What spate of unfortunate public disclosures and Oscar losses could ever have precipitated the CIA's decision to allow coverage of its "museum"? Or maybe what beat needed to be freshly greased by NBC, that it would propose a tour of the awesome, closed-to-the-public historical exhibition spaces at Langley?
image: John Makely/NBC News
We'll never really know, but the day before military prosecutors made their closing arguments against Pfc Bradley Manning, we were somehow lucky enough to see the AK-47 that belonged to Osama bin Laden himself, or at least the one that was found, in undiscussed circumstances, near him in the Abottabad room where he was killed.
I am most impressed by its presentation, on a simple painted grey shelf, with a bullet-riddled book of some kind, which is mounted against a tumultuous photomural of, of what, exactly? A massive explosion ripping apart a heavily forested hillside? I'm sure that's not an image from the botched attack on the caves of Tora Bora, where the US, already chomping at the Iraqi bit, let bin Laden get away in 2002. The CIA would not have such self-criticality [on unclassified display].

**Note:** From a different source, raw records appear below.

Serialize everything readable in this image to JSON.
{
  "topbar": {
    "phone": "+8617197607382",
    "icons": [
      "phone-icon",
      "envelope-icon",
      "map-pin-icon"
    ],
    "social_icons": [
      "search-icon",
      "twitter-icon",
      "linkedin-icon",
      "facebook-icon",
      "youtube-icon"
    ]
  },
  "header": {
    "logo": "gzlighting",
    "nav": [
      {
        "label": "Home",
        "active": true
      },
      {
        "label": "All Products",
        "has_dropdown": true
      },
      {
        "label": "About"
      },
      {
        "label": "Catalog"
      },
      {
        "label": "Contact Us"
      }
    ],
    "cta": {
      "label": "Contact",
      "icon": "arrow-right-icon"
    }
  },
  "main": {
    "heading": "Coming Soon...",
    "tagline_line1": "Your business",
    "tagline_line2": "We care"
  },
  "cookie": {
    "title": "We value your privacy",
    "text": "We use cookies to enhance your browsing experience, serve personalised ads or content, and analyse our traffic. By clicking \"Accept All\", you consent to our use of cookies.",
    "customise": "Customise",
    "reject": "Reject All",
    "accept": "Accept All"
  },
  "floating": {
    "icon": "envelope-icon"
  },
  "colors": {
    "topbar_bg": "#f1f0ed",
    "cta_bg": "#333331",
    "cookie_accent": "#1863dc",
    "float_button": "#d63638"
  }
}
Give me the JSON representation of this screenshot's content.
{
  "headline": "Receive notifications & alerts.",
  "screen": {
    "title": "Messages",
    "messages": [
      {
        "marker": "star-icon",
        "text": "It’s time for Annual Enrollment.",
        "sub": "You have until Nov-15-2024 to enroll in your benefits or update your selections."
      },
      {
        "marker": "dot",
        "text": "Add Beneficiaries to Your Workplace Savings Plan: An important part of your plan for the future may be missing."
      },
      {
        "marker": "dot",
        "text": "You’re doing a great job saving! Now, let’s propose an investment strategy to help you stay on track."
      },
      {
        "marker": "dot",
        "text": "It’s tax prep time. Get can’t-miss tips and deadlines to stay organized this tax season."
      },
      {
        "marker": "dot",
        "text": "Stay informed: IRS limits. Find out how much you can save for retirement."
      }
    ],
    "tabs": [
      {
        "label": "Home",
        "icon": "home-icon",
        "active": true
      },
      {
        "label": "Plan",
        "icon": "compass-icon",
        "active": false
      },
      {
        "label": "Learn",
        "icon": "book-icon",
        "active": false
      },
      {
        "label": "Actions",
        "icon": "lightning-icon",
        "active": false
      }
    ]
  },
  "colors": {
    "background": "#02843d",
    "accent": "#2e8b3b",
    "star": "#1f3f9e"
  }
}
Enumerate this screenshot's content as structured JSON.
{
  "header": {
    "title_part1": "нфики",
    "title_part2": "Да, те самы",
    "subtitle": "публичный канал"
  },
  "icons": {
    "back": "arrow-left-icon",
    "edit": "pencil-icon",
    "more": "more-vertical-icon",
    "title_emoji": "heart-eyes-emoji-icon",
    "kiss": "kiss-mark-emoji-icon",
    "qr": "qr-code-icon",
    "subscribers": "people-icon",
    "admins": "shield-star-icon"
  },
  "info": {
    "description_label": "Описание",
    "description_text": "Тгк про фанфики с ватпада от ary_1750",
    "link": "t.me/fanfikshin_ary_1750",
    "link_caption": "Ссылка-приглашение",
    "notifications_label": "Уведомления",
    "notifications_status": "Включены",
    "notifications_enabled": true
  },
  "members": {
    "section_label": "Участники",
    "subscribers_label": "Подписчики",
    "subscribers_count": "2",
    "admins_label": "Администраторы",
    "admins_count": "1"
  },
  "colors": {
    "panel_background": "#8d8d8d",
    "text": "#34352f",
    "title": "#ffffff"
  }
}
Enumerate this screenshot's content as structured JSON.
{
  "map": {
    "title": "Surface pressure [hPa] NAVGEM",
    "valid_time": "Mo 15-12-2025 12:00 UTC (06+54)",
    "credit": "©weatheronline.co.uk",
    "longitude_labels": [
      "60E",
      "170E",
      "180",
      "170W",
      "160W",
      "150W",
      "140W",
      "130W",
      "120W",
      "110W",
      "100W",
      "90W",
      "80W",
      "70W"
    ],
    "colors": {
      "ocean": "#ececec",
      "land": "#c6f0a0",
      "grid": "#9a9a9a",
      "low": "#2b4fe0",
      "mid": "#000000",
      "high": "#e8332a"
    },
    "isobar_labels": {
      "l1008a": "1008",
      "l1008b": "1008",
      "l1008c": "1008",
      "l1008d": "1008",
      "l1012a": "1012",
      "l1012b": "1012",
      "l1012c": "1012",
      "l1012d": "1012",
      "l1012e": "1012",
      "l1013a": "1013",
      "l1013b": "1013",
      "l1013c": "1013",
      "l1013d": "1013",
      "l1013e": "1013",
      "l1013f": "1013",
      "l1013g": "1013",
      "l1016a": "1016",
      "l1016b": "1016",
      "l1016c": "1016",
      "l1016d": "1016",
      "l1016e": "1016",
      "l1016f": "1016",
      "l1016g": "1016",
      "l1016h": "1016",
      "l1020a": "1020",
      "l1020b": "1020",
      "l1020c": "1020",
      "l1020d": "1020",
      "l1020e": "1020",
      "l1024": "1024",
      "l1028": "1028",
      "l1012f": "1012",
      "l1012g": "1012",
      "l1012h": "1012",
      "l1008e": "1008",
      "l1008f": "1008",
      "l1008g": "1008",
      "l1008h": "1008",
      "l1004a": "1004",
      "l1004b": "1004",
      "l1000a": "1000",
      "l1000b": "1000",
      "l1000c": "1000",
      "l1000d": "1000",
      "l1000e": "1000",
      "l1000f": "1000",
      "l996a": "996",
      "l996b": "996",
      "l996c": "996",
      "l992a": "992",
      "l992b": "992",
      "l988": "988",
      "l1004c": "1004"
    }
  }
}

Haim Steinbach, installation, 1979, image via bard.edu
But one thing we do know: at least one operative in Langley is a fan of Haim Steinbach.